> **Goal of the exercise**: Pictures are not part of the copy. Reproduce all the records exactly.

START Input

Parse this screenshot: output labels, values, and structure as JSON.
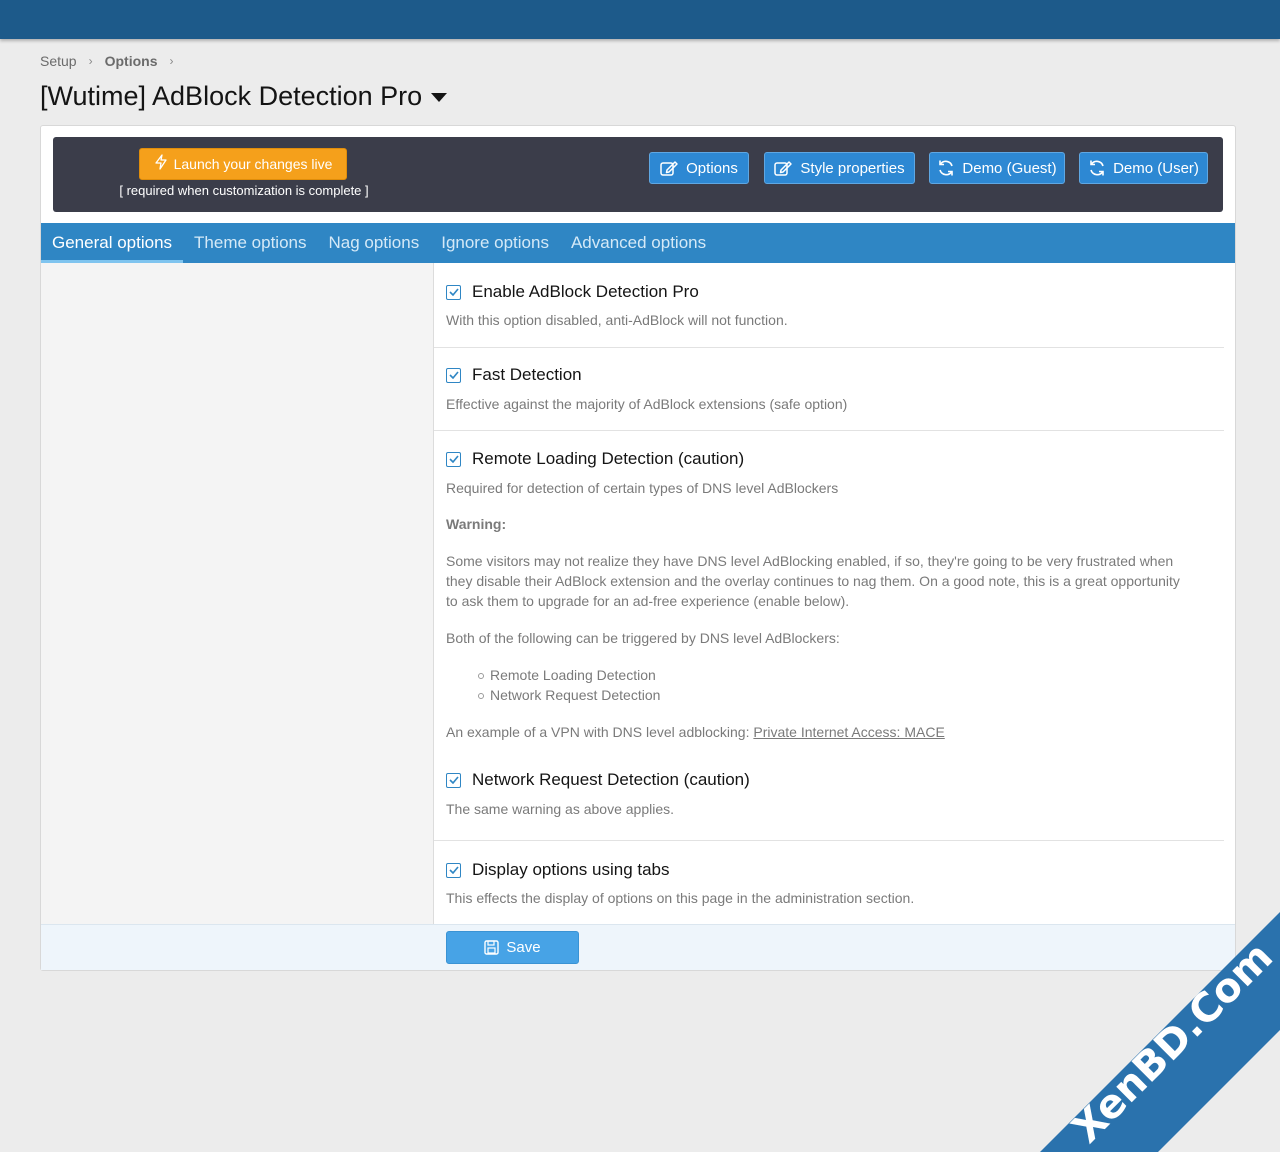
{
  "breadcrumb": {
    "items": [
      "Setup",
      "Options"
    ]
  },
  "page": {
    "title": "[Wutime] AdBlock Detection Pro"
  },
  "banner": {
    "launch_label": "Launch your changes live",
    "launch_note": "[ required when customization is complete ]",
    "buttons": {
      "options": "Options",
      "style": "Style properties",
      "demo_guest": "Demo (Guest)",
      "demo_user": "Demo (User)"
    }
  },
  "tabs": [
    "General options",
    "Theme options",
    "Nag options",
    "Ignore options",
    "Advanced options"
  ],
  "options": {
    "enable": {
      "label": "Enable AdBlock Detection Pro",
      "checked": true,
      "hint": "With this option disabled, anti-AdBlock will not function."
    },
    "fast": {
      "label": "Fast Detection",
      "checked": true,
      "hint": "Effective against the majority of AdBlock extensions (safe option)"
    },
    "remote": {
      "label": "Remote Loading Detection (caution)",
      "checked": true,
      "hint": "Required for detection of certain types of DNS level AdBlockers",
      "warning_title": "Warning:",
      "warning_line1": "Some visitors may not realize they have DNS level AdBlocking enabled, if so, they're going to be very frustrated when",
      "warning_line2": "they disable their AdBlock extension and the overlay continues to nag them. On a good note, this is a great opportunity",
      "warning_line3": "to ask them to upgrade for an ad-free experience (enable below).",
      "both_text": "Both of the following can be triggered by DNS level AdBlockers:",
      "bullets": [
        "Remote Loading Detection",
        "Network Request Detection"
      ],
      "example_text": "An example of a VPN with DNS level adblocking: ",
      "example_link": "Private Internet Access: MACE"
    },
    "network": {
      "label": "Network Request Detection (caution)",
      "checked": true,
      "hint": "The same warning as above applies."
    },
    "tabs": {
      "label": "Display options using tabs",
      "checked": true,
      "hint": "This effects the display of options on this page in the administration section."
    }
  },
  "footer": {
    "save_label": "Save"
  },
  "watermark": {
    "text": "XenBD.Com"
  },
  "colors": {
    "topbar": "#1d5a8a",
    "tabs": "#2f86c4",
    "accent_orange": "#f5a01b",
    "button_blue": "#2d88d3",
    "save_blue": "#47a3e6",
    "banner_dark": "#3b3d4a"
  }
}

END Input

> **Exercise response**:
Parse this screenshot: output labels, values, and structure as JSON.
{
  "breadcrumb": {
    "items": [
      "Setup",
      "Options"
    ]
  },
  "page": {
    "title": "[Wutime] AdBlock Detection Pro"
  },
  "banner": {
    "launch_label": "Launch your changes live",
    "launch_note": "[ required when customization is complete ]",
    "buttons": {
      "options": "Options",
      "style": "Style properties",
      "demo_guest": "Demo (Guest)",
      "demo_user": "Demo (User)"
    }
  },
  "tabs": [
    "General options",
    "Theme options",
    "Nag options",
    "Ignore options",
    "Advanced options"
  ],
  "options": {
    "enable": {
      "label": "Enable AdBlock Detection Pro",
      "checked": true,
      "hint": "With this option disabled, anti-AdBlock will not function."
    },
    "fast": {
      "label": "Fast Detection",
      "checked": true,
      "hint": "Effective against the majority of AdBlock extensions (safe option)"
    },
    "remote": {
      "label": "Remote Loading Detection (caution)",
      "checked": true,
      "hint": "Required for detection of certain types of DNS level AdBlockers",
      "warning_title": "Warning:",
      "warning_line1": "Some visitors may not realize they have DNS level AdBlocking enabled, if so, they're going to be very frustrated when",
      "warning_line2": "they disable their AdBlock extension and the overlay continues to nag them. On a good note, this is a great opportunity",
      "warning_line3": "to ask them to upgrade for an ad-free experience (enable below).",
      "both_text": "Both of the following can be triggered by DNS level AdBlockers:",
      "bullets": [
        "Remote Loading Detection",
        "Network Request Detection"
      ],
      "example_text": "An example of a VPN with DNS level adblocking: ",
      "example_link": "Private Internet Access: MACE"
    },
    "network": {
      "label": "Network Request Detection (caution)",
      "checked": true,
      "hint": "The same warning as above applies."
    },
    "tabs": {
      "label": "Display options using tabs",
      "checked": true,
      "hint": "This effects the display of options on this page in the administration section."
    }
  },
  "footer": {
    "save_label": "Save"
  },
  "watermark": {
    "text": "XenBD.Com"
  },
  "colors": {
    "topbar": "#1d5a8a",
    "tabs": "#2f86c4",
    "accent_orange": "#f5a01b",
    "button_blue": "#2d88d3",
    "save_blue": "#47a3e6",
    "banner_dark": "#3b3d4a"
  }
}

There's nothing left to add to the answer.